  • Misinformation is spread by those who believe it is true or could be true without verification.  It is the most difficult to identify because it often contains a kernel of truth taken out of original context and then sensationalized. Misinformation Red Flags
  • Disinformation is intentionally spread by those (including cyborgs, bots, sock puppets, and trolls) who know the information is false.  It reflects a deliberate attempt to deceive for the purpose of persuasion, influence, or profit.  Deliberate omissions of the complete truth, hoaxes, lies, and propaganda are intentionally disguised in order to make identification difficult.  This also includes ads presented as news stories, content from cyborgs, bot networks, and troll factories, as well as manipulated videos known as deepfakes, shallowfakes, cheap fakes, and dumbfakes.   Cheap Fakes vs. Deepfakes

The only way to stop the spread of false and misleading news is to exercise a healthy dose of informed skepticism and follow the “when in doubt, then don’t” rule.  Don’t use information in an assignment, post it on social media, or relay it to others in any way that implies truth, if you suspect it is not completely truthful.

Evaluation Tools

Learning how to evaluate what you read, view, and hear is an essential skill for your academic and personal life.  

Fact Checking Websites

Media Bias

Untrustworthy Journals (Predatory Publishers)

Cabell's Predatory Reports helps researchers and potential authors identify journals that are published using questionable, suspicious, or deceptive strategies.

Journals listed in this directory are designated as predatory.  Predatory publishers lie about their business practices for the purpose of pure profit; or in other words, they publish anything submitted by authors willing to pay the article processing fees.  The most common lies involve:

  • peer review practices
  • editorial board members
  • organizational affiliations
  • impact factors

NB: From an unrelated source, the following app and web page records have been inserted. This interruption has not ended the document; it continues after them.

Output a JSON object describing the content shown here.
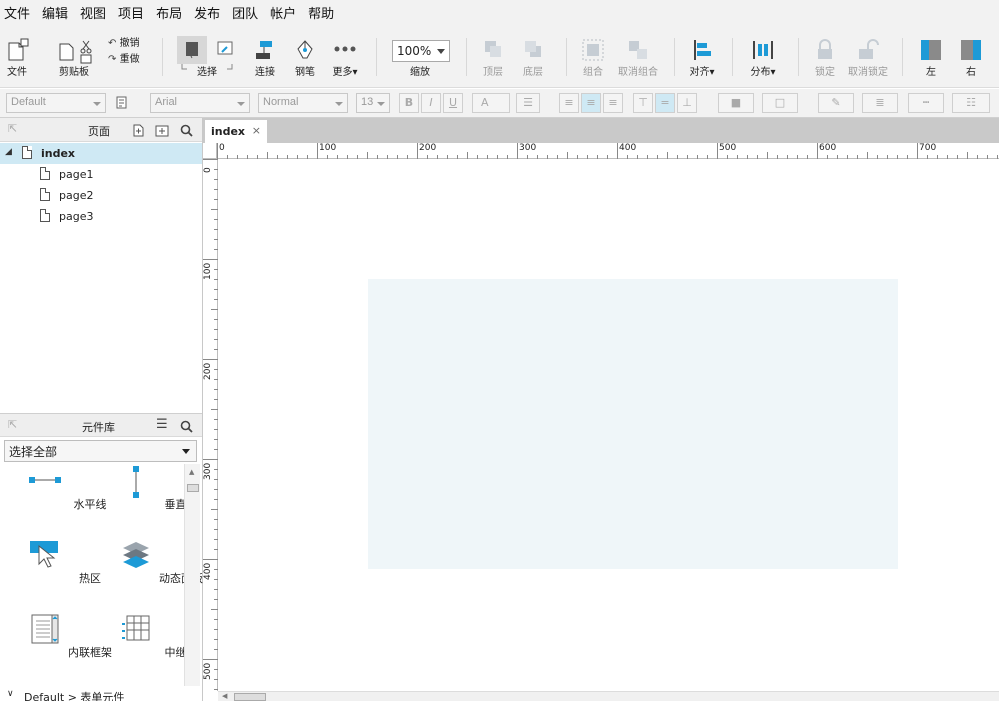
{
  "menu": [
    "文件",
    "编辑",
    "视图",
    "项目",
    "布局",
    "发布",
    "团队",
    "帐户",
    "帮助"
  ],
  "toolbar": {
    "file": "文件",
    "clipboard": "剪贴板",
    "undo": "撤销",
    "redo": "重做",
    "select": "选择",
    "connect": "连接",
    "pen": "钢笔",
    "more": "更多▾",
    "zoom_value": "100%",
    "zoom": "缩放",
    "top_layer": "顶层",
    "bottom_layer": "底层",
    "group": "组合",
    "ungroup": "取消组合",
    "align": "对齐▾",
    "distribute": "分布▾",
    "lock": "锁定",
    "unlock": "取消锁定",
    "left": "左",
    "right": "右"
  },
  "format": {
    "style": "Default",
    "font": "Arial",
    "weight": "Normal",
    "size": "13",
    "bold": "B",
    "italic": "I",
    "underline": "U",
    "font_color": "A"
  },
  "pages_panel": {
    "title": "页面",
    "root": "index",
    "children": [
      "page1",
      "page2",
      "page3"
    ]
  },
  "library_panel": {
    "title": "元件库",
    "selected": "选择全部",
    "widgets": [
      "水平线",
      "垂直线",
      "热区",
      "动态面板",
      "内联框架",
      "中继器"
    ],
    "footer": "Default > 表单元件"
  },
  "tab": {
    "label": "index",
    "close": "×"
  },
  "ruler": {
    "h_labels": [
      "0",
      "100",
      "200",
      "300",
      "400",
      "500",
      "600",
      "700"
    ],
    "v_labels": [
      "0",
      "100",
      "200",
      "300",
      "400",
      "500"
    ]
  },
  "colors": {
    "accent": "#1d9ad6",
    "selection": "#cfe9f4",
    "widget_fill": "#eff6f9"
  }
}
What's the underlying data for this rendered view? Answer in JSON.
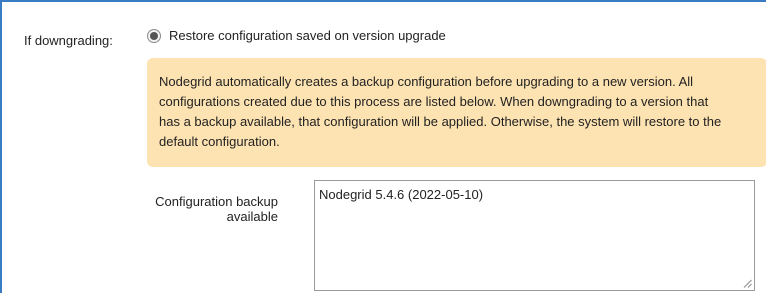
{
  "downgrade": {
    "label": "If downgrading:",
    "option_label": "Restore configuration saved on version upgrade",
    "option_selected": true
  },
  "info": {
    "lines": [
      "Nodegrid automatically creates a backup configuration before upgrading to a new version. All",
      "configurations created due to this process are listed below. When downgrading to a version that",
      "has a backup available, that configuration will be applied. Otherwise, the system will restore to the",
      "default configuration."
    ],
    "background_color": "#fde3b2"
  },
  "backup": {
    "label_line1": "Configuration backup",
    "label_line2": "available",
    "options": [
      "Nodegrid 5.4.6 (2022-05-10)"
    ]
  },
  "colors": {
    "panel_border": "#3a7cc4"
  }
}
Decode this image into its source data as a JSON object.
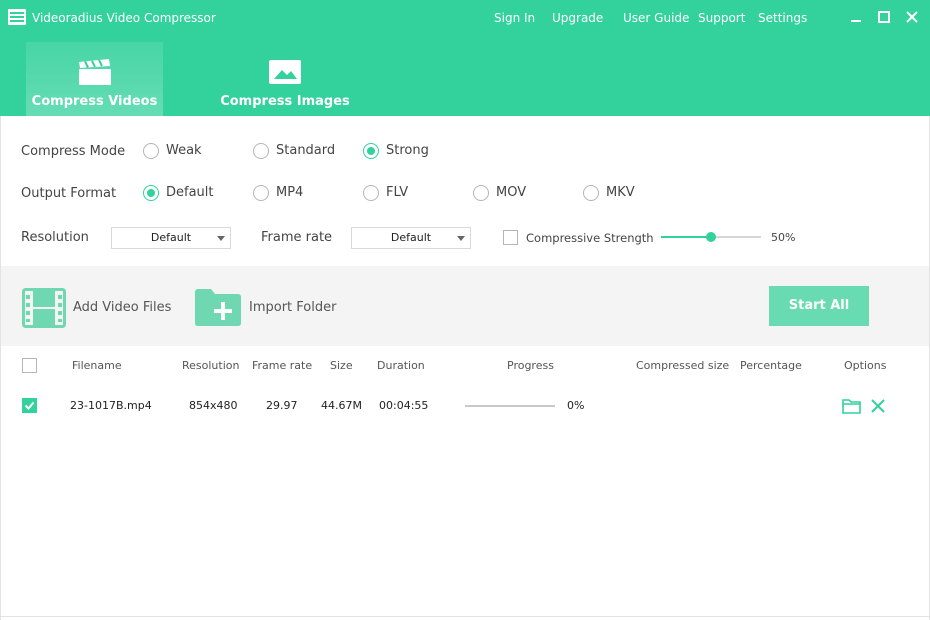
{
  "app": {
    "title": "Videoradius Video Compressor",
    "logo_icon": "app-logo-icon"
  },
  "topnav": [
    "Sign In",
    "Upgrade",
    "User Guide",
    "Support",
    "Settings"
  ],
  "window_controls": [
    "minimize-icon",
    "maximize-icon",
    "close-icon"
  ],
  "tabs": [
    {
      "label": "Compress Videos",
      "icon": "clapperboard-icon",
      "active": true
    },
    {
      "label": "Compress Images",
      "icon": "image-icon",
      "active": false
    }
  ],
  "settings": {
    "compress_mode": {
      "label": "Compress Mode",
      "options": [
        "Weak",
        "Standard",
        "Strong"
      ],
      "selected": "Strong"
    },
    "output_format": {
      "label": "Output Format",
      "options": [
        "Default",
        "MP4",
        "FLV",
        "MOV",
        "MKV"
      ],
      "selected": "Default"
    },
    "resolution": {
      "label": "Resolution",
      "value": "Default"
    },
    "frame_rate": {
      "label": "Frame rate",
      "value": "Default"
    },
    "strength": {
      "label": "Compressive Strength",
      "checked": false,
      "value": "50%",
      "fraction": 0.5
    }
  },
  "toolbar": {
    "add_files": "Add Video Files",
    "import_folder": "Import Folder",
    "start_all": "Start All"
  },
  "table": {
    "headers": [
      "Filename",
      "Resolution",
      "Frame rate",
      "Size",
      "Duration",
      "Progress",
      "Compressed size",
      "Percentage",
      "Options"
    ],
    "rows": [
      {
        "checked": true,
        "filename": "23-1017B.mp4",
        "resolution": "854x480",
        "frame_rate": "29.97",
        "size": "44.67M",
        "duration": "00:04:55",
        "progress": "0%",
        "progress_fraction": 0,
        "compressed_size": "",
        "percentage": ""
      }
    ]
  },
  "colors": {
    "accent": "#33d19b",
    "accent_light": "#69dbb2",
    "toolbar_bg": "#f4f4f4"
  }
}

Predatory publishers manufacture journal content that contaminates and undermines the trustworthiness of scholarly academic publishing.